But they aren’t referring to it.

They aren’t referring to it despite the fact that the labor market is generally considered the economist’s domain. They aren’t referring to it despite the fact that LGBT workers make up about 8 million of the estimated 130 million US workers. They aren’t referring to it despite the fact that the President has made countless nods to the need to pass this piece of legislation. They aren’t referring to it, despite legal scholars asserting that the protections in place for sex discrimination are insufficient to protect LGBT workers.

Certainly, some commentators on the bill believe that it is once again destined to die in committee. There are certainly others who believe that the right to dignified employment free from harassment and bigotry is merely ideological. Further there are others who are concerned that ENDA will fail to protect those least likely to be given employment protection in the first place: those working for the military, religious institutions, and small businesses. Historically, landmark civil rights legislation has been anything but comprehensive or easy.

Regardless, there is absolutely no excuse for the failure of professional economists to say anything about what may be the first national labor rights victory for the trans* community in the United States.

Read the rest at the New School Economic Review

Sunday, June 14, 2015

Horses for Courses

The other day, Branko Milanovic wrote a blog post detailing his reservations of the Palma index. For those unfamiliar, Palma is a proposed substitute for the Gini index. Whereas Gini measures the longest perpendicular distance between the Lorenz Curve -- which shows the percentage of overall income going to given percentages of the population -- and a line representing complete equality, Palma is a simple ratio between the incomes of the top 10% and the bottom 40%.

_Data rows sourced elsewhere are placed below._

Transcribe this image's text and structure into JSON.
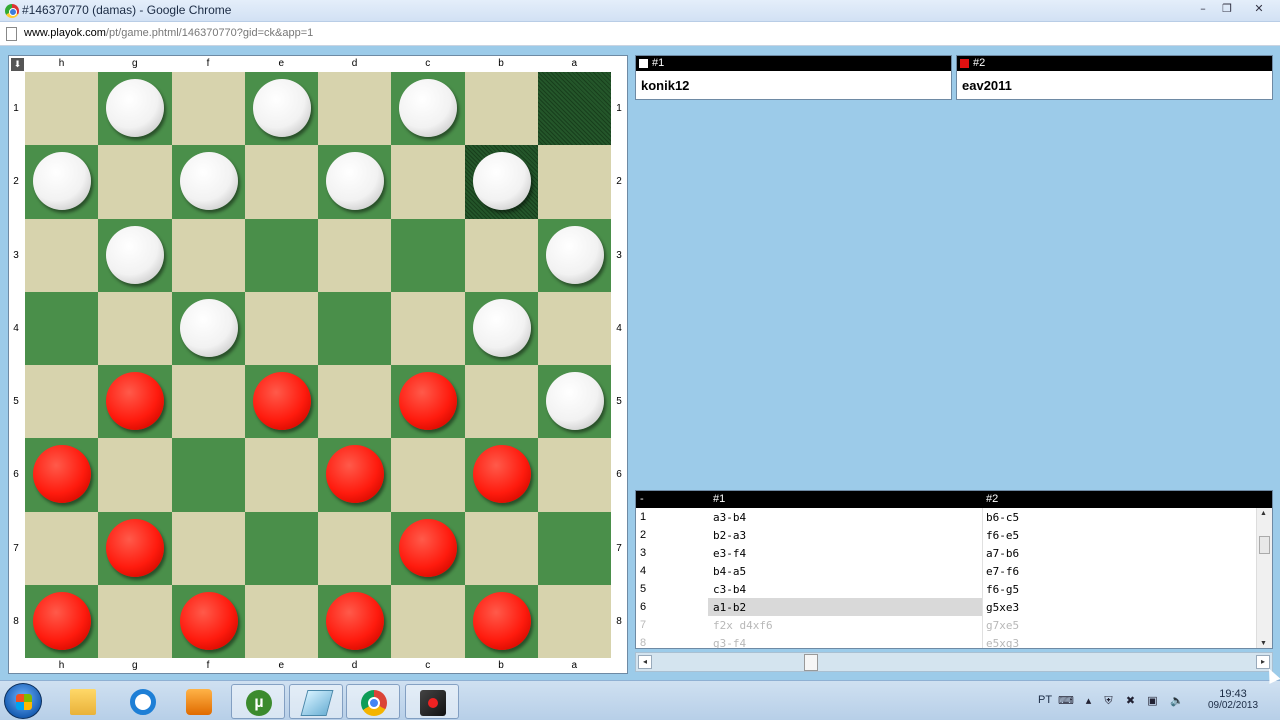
{
  "window": {
    "title": "#146370770 (damas) - Google Chrome",
    "min_label": "–",
    "max_label": "❐",
    "close_label": "✕"
  },
  "address": {
    "host": "www.playok.com",
    "path": "/pt/game.phtml/146370770?gid=ck&app=1"
  },
  "board": {
    "corner_label": "⬇",
    "files": [
      "h",
      "g",
      "f",
      "e",
      "d",
      "c",
      "b",
      "a"
    ],
    "ranks": [
      "1",
      "2",
      "3",
      "4",
      "5",
      "6",
      "7",
      "8"
    ],
    "light_color": "#d7d3ad",
    "dark_color": "#4a8f4a",
    "white_pieces": [
      "g1",
      "e1",
      "c1",
      "h2",
      "f2",
      "d2",
      "b2",
      "g3",
      "a3",
      "f4",
      "b4",
      "a5"
    ],
    "red_pieces": [
      "g5",
      "e5",
      "c5",
      "h6",
      "d6",
      "b6",
      "g7",
      "c7",
      "h8",
      "f8",
      "d8",
      "b8"
    ],
    "highlighted": [
      "a1",
      "b2"
    ]
  },
  "players": [
    {
      "seat": "#1",
      "color": "#ffffff",
      "name": "konik12"
    },
    {
      "seat": "#2",
      "color": "#e11010",
      "name": "eav2011"
    }
  ],
  "moves": {
    "headers": [
      "-",
      "#1",
      "#2"
    ],
    "rows": [
      {
        "n": "1",
        "w": "a3-b4",
        "b": "b6-c5",
        "state": "played"
      },
      {
        "n": "2",
        "w": "b2-a3",
        "b": "f6-e5",
        "state": "played"
      },
      {
        "n": "3",
        "w": "e3-f4",
        "b": "a7-b6",
        "state": "played"
      },
      {
        "n": "4",
        "w": "b4-a5",
        "b": "e7-f6",
        "state": "played"
      },
      {
        "n": "5",
        "w": "c3-b4",
        "b": "f6-g5",
        "state": "played"
      },
      {
        "n": "6",
        "w": "a1-b2",
        "b": "g5xe3",
        "state": "current"
      },
      {
        "n": "7",
        "w": "f2x d4xf6",
        "b": "g7xe5",
        "state": "future"
      },
      {
        "n": "8",
        "w": "g3-f4",
        "b": "e5xg3",
        "state": "future"
      }
    ]
  },
  "taskbar": {
    "language": "PT",
    "time": "19:43",
    "date": "09/02/2013",
    "apps": [
      "folder-icon",
      "ie-icon",
      "media-player-icon",
      "utorrent-icon",
      "app-icon",
      "chrome-icon",
      "checkers-game-icon"
    ],
    "utorrent_glyph": "µ"
  }
}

Palma came about as the result of an observed regularity in inequality data showing that the 50% of the population between these two quantiles doesn't change that much in the short run. Unlike Gini, Palma is not on a particular scale (Gini can range from zero to one), and thus may be difficult to use in cross-country and intertemporal comparisons.

Milanovic's beef with Palma seems to be in its construction. His basic problem revolves around this immobile middle. In particular, what do you do if the middle does change? I think this is a valid concern, but Milanovic gives little indication as to why Gini is substantially better.

Gini itself has its own problems. Given that it presumes a relatively smooth exponential income distribution, any irregularities can throw off the index.

My major point of contention with Milanovic here is not so much on the superiority of one index over the other, but rather the implication that we should invest ourselves in finding a superior index for inequality. Indices, merely by virtue of distilling the data from an entire economy down to one number, are inherently going to be problematic in terms of universal application. The choice of index (or indices if you're into that whole "robustness" thing) should be guided by the data you have and the questions you intend to answer.

Gini is a pretty good measure of whether incomes are skewed towards the rich, but it doesn't give a very clear picture of the degree of stratification. Palma fills in this gap by focusing exclusively on the rich and poor rather than where the middle is. There are of course many other indices to choose from when investigating inequality, each with its own ideal application and limitations. It is our duty as data scientists to approach each problem with the appropriate tools rather than attempting to force a particular approach as the one-size-fits-all tool.

Different horses for different courses.